# Work instructions
Where does "based" occur in the listing? Copy every line that holds it.

# Given entries
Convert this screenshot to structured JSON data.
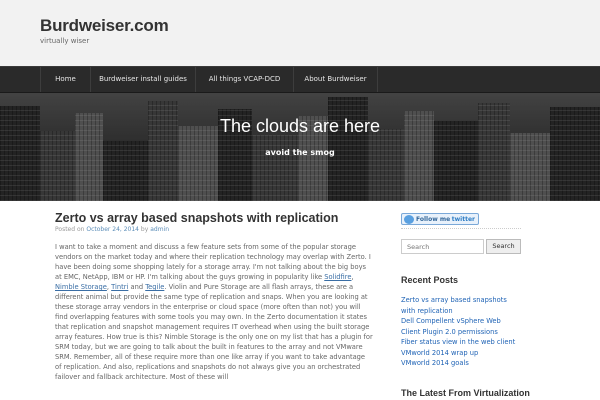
{
  "site": {
    "title": "Burdweiser.com",
    "tagline": "virtually wiser"
  },
  "nav": {
    "items": [
      {
        "label": "Home"
      },
      {
        "label": "Burdweiser install guides"
      },
      {
        "label": "All things VCAP-DCD"
      },
      {
        "label": "About Burdweiser"
      }
    ]
  },
  "hero": {
    "title": "The clouds are here",
    "subtitle": "avoid the smog"
  },
  "post": {
    "title": "Zerto vs array based snapshots with replication",
    "meta_prefix": "Posted on",
    "date": "October 24, 2014",
    "meta_by": "by",
    "author": "admin",
    "body_part1": "I want to take a moment and discuss a few feature sets from some of the popular storage vendors on the market today and where their replication technology may overlap with Zerto. I have been doing some shopping lately for a storage array. I'm not talking about the big boys at EMC, NetApp, IBM or HP. I'm talking about the guys growing in popularity like ",
    "link_solidfire": "Solidfire",
    "sep1": ", ",
    "link_nimble": "Nimble Storage",
    "sep2": ", ",
    "link_tintri": "Tintri",
    "sep3": " and ",
    "link_tegile": "Tegile",
    "body_part2": ". Violin and Pure Storage are all flash arrays, these are a different animal but provide the same type of replication and snaps. When you are looking at these storage array vendors in the enterprise or cloud space (more often than not) you will find overlapping features with some tools you may own. In the Zerto documentation it states that replication and snapshot management requires IT overhead when using the built storage array features. How true is this? Nimble Storage is the only one on my list that has a plugin for SRM today, but we are going to talk about the built in features to the array and not VMware SRM. Remember, all of these require more than one like array if you want to take advantage of replication. And also, replications and snapshots do not always give you an orchestrated failover and fallback architecture. Most of these will"
  },
  "sidebar": {
    "follow_label": "Follow me",
    "follow_brand": "twitter",
    "search_placeholder": "Search",
    "search_button": "Search",
    "recent_title": "Recent Posts",
    "recent_posts": [
      "Zerto vs array based snapshots with replication",
      "Dell Compellent vSphere Web Client Plugin 2.0 permissions",
      "Fiber status view in the web client",
      "VMworld 2014 wrap up",
      "VMworld 2014 goals"
    ],
    "latest_title": "The Latest From Virtualization"
  },
  "colors": {
    "link": "#1f63b5",
    "nav_bg": "#2a2a2a",
    "header_bg": "#f2f2f2"
  }
}
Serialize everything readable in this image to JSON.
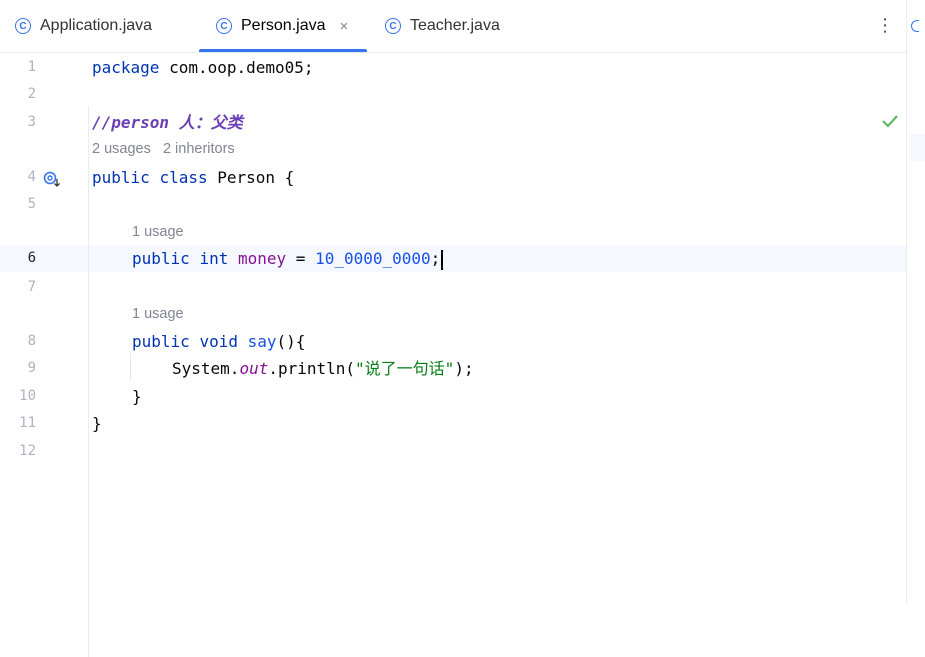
{
  "tabs": [
    {
      "label": "Application.java",
      "icon": "class-icon",
      "active": false
    },
    {
      "label": "Person.java",
      "icon": "class-icon",
      "active": true
    },
    {
      "label": "Teacher.java",
      "icon": "class-icon",
      "active": false
    }
  ],
  "tab_icon_letter": "C",
  "close_glyph": "×",
  "menu_glyph": "⋮",
  "line_numbers": [
    "1",
    "2",
    "3",
    "4",
    "5",
    "6",
    "7",
    "8",
    "9",
    "10",
    "11",
    "12"
  ],
  "current_line": "6",
  "hints": {
    "class_usages": "2 usages",
    "class_inheritors": "2 inheritors",
    "field_usage": "1 usage",
    "method_usage": "1 usage"
  },
  "code": {
    "l1_kw": "package",
    "l1_rest": " com.oop.demo05;",
    "l3_comment": "//person 人：父类",
    "l4_kw1": "public",
    "l4_kw2": "class",
    "l4_rest": " Person {",
    "l6_kw1": "public",
    "l6_kw2": "int",
    "l6_field": "money",
    "l6_eq": " = ",
    "l6_num": "10_0000_0000",
    "l6_semi": ";",
    "l8_kw1": "public",
    "l8_kw2": "void",
    "l8_method": "say",
    "l8_rest": "(){",
    "l9_obj": "System.",
    "l9_static": "out",
    "l9_call": ".println(",
    "l9_str": "\"说了一句话\"",
    "l9_end": ");",
    "l10": "}",
    "l11": "}"
  },
  "colors": {
    "accent": "#3574f0",
    "keyword": "#0033b3",
    "field": "#871094",
    "number": "#1750eb",
    "string": "#067d17",
    "check": "#5fb865"
  }
}
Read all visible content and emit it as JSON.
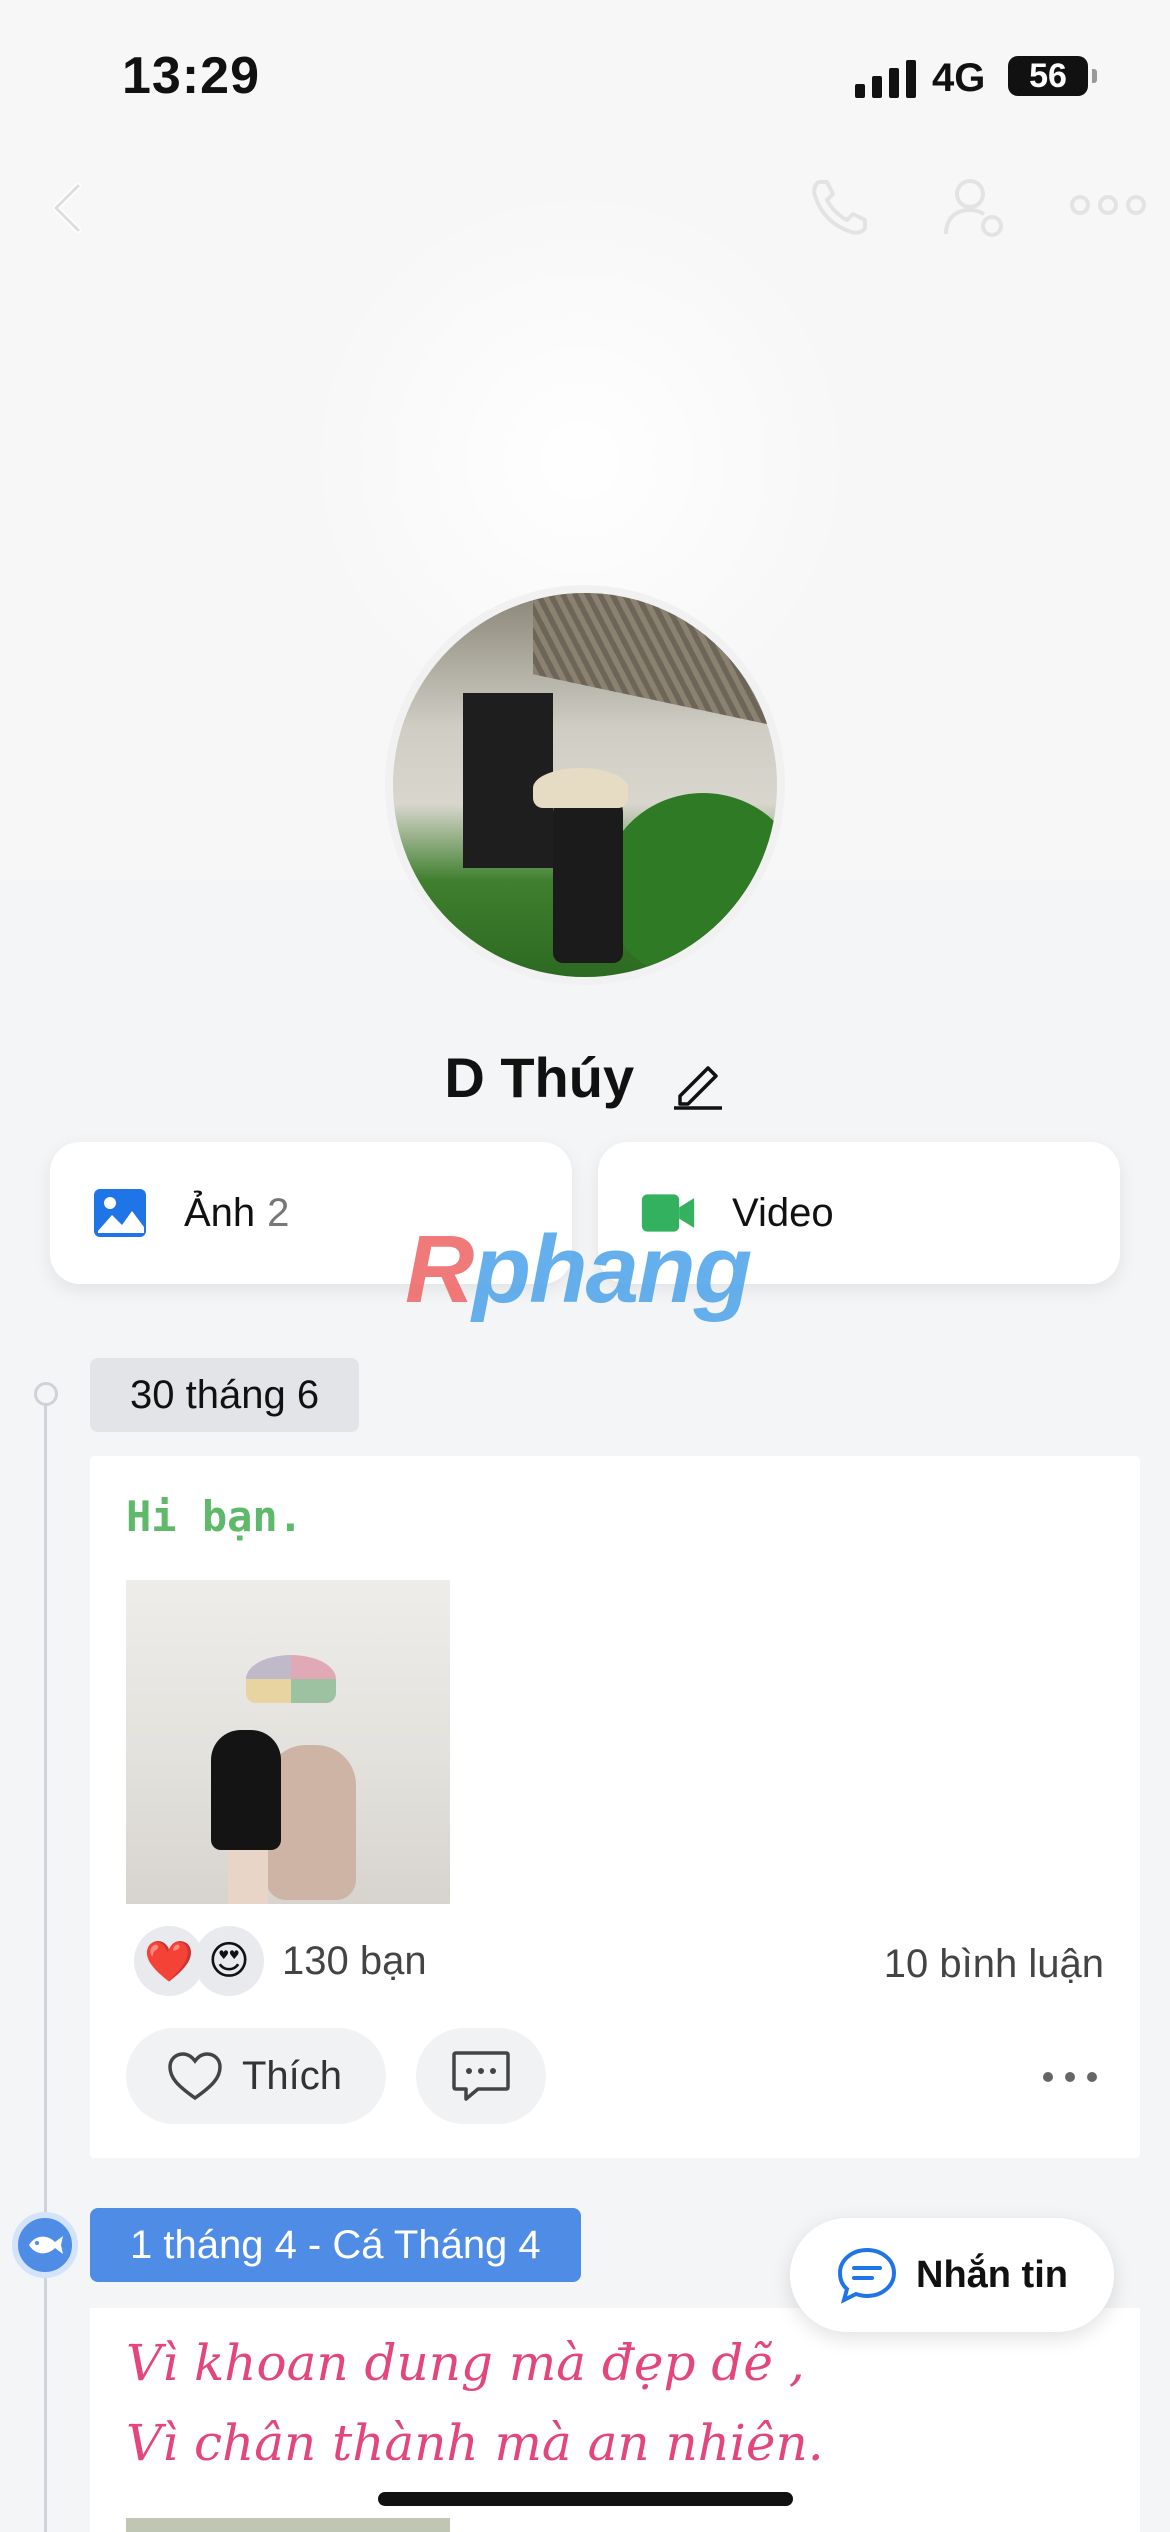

# Task answer
    "title": "Zerto vs array based snapshots with replication",
      "Zerto vs array based snapshots with replication",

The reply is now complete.